As it is #GirlCode week, we giving you tips of how to be safe while online and not fail into the mania that is CatFishing. You probably thinking "What is CATFISHING?" well, it actually doesn't have anything to do with fishing.
A Catfish as: "Someone who pretends to be someone they’re not using Facebook or other social media to create false identities, particularly to pursue deceptive online romances."
Online dating scams are very much in news these days and this post is to spread the awareness about the Catfish and learn how to protect ourselves. You can empower yourself by starting to listen to your rational voice, and you’ll soon be separating the princes from the frogs like a pro. Here are some tips for spotting a Catfish:
1. Too good to be true – photos
– Do they look like a model? Do they seem way too perfect to be a normal person?
– Search their photos using Google search image – if you find the same images on lots of different sites linked to different names or if the images turn up on a stock photo site or modelling site, you might want to think twice
2. Too good to be true – life
– Don’t be too quick to believe everything you read. If they claim to be a brain surgeon and part-time pilot, who enjoys running monthly marathons and volunteering to save the children in Africa, your alarm bells might start ringing
3. Saying exactly what you want to hear
– Many People who have been Catfished say the person said all the right things. We all know that ‘real people’ have flaws and tend to say a combination of positive, negative and neutral things so look out for this
5. Too serious, too soon
– Real intimacy takes time to build, it is based on trust and deep rapport. If they move too quickly into the realm of love and commitment, try not to be flattered. This may be a sign that they are not really into it as you are.
6. Asking for money
– This should be a massive red flag (Like i barely know you). If they ask you for cash, this is an indicator that their intentions are based on something other than finding love – walk away!!!!

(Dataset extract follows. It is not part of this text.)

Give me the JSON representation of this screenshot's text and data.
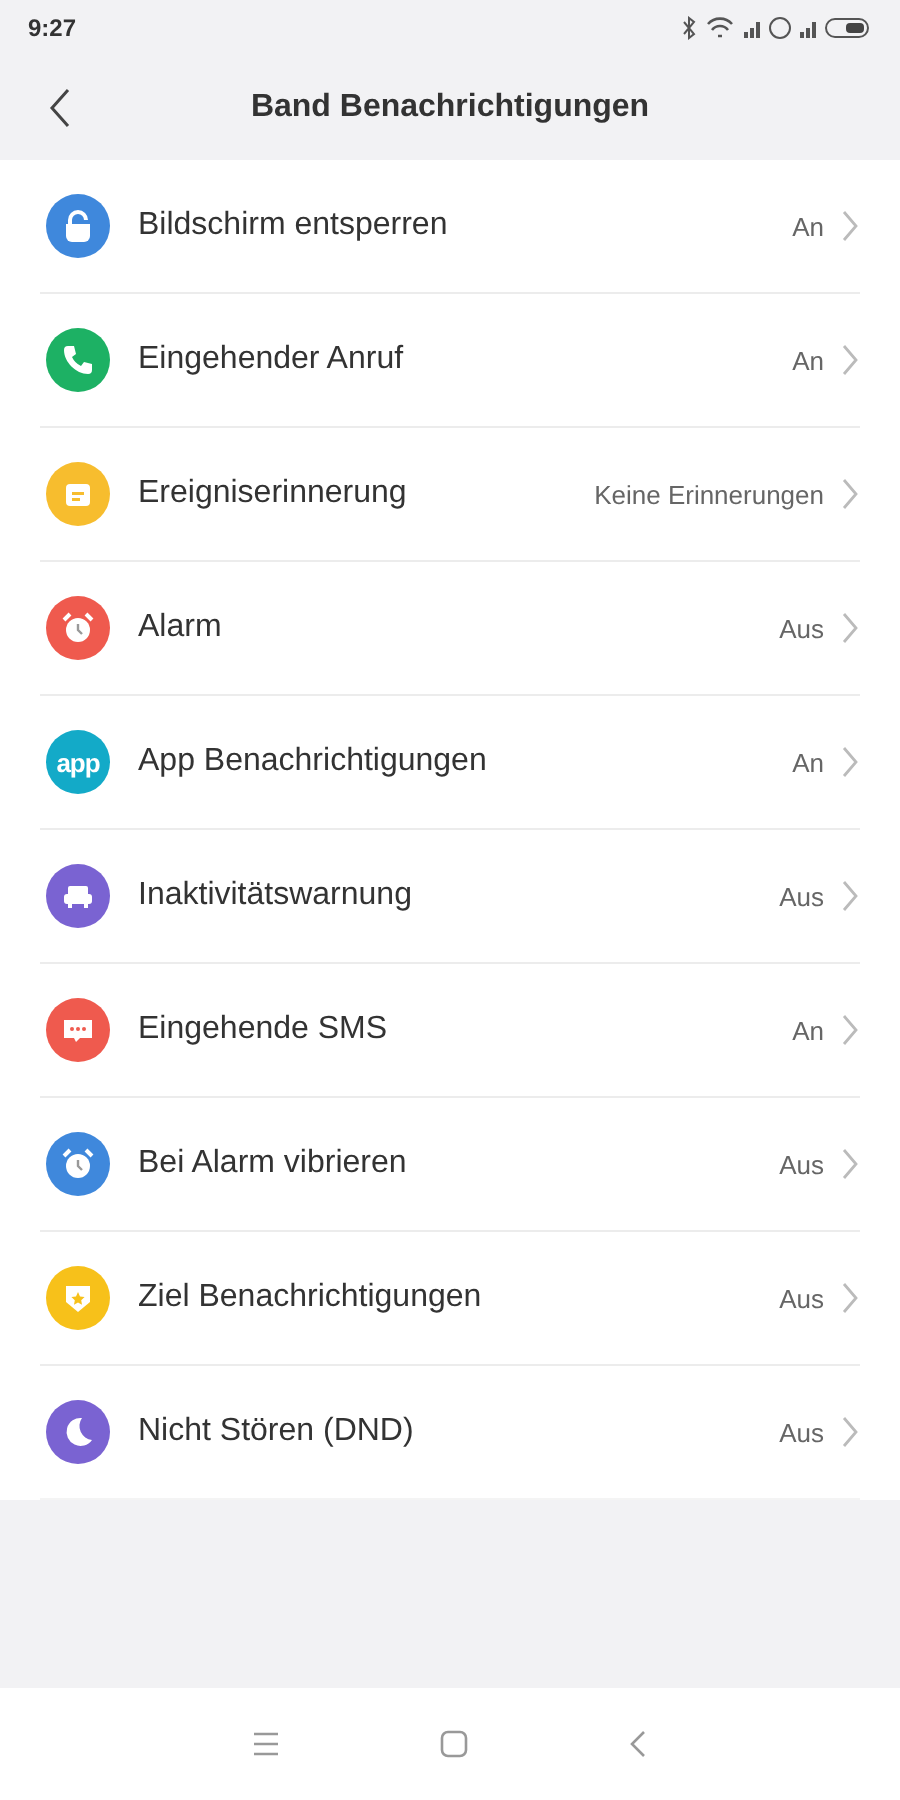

7. Very low Facebook friend count
– Check out their Facebook page as soon as you can. Often, when a Catfish sets up their false dating profile, they set up corresponding Facebook, Twitter and other social media accounts to show ‘social proof’ that they exist. If their other social media profiles appeared online around the same date, this could be an indicator of deception. If their Facebook profile has less than 100 friends or no people are tagged in their photos, this is also an indicator of a fake profile
8. Traumatic life events
– Many Catfish create elaborate stories to play on your sympathy, especially in the lead up to asking for money. Be aware of anyone who talks about major illnesses, traumas or unusual life events in the context of ‘feel sorry for me’
9. Excuses, excuses, excuses
– A key indicator of a Catfish is that they will not want to meet you in person (or via webcam). Be aware of anyone who constantly makes excuses as to why they can’t meet
– A good guide is to aim to meet in person within one month of connecting online, and always a public place. Bring a friend!!!
10. Trust your gut
– Most victims of Catfish report that there were many little signs, lots of times when their gut told them NO but their heart told them YES. This is one situation where it is important to listen to your intuition, it’s there for a reason. Your unconscious mind gives you hints when it suspects someone is not the real deal, listen to it!
So use these tools and be safe, but the best way to meet new people is going out there and mingle :)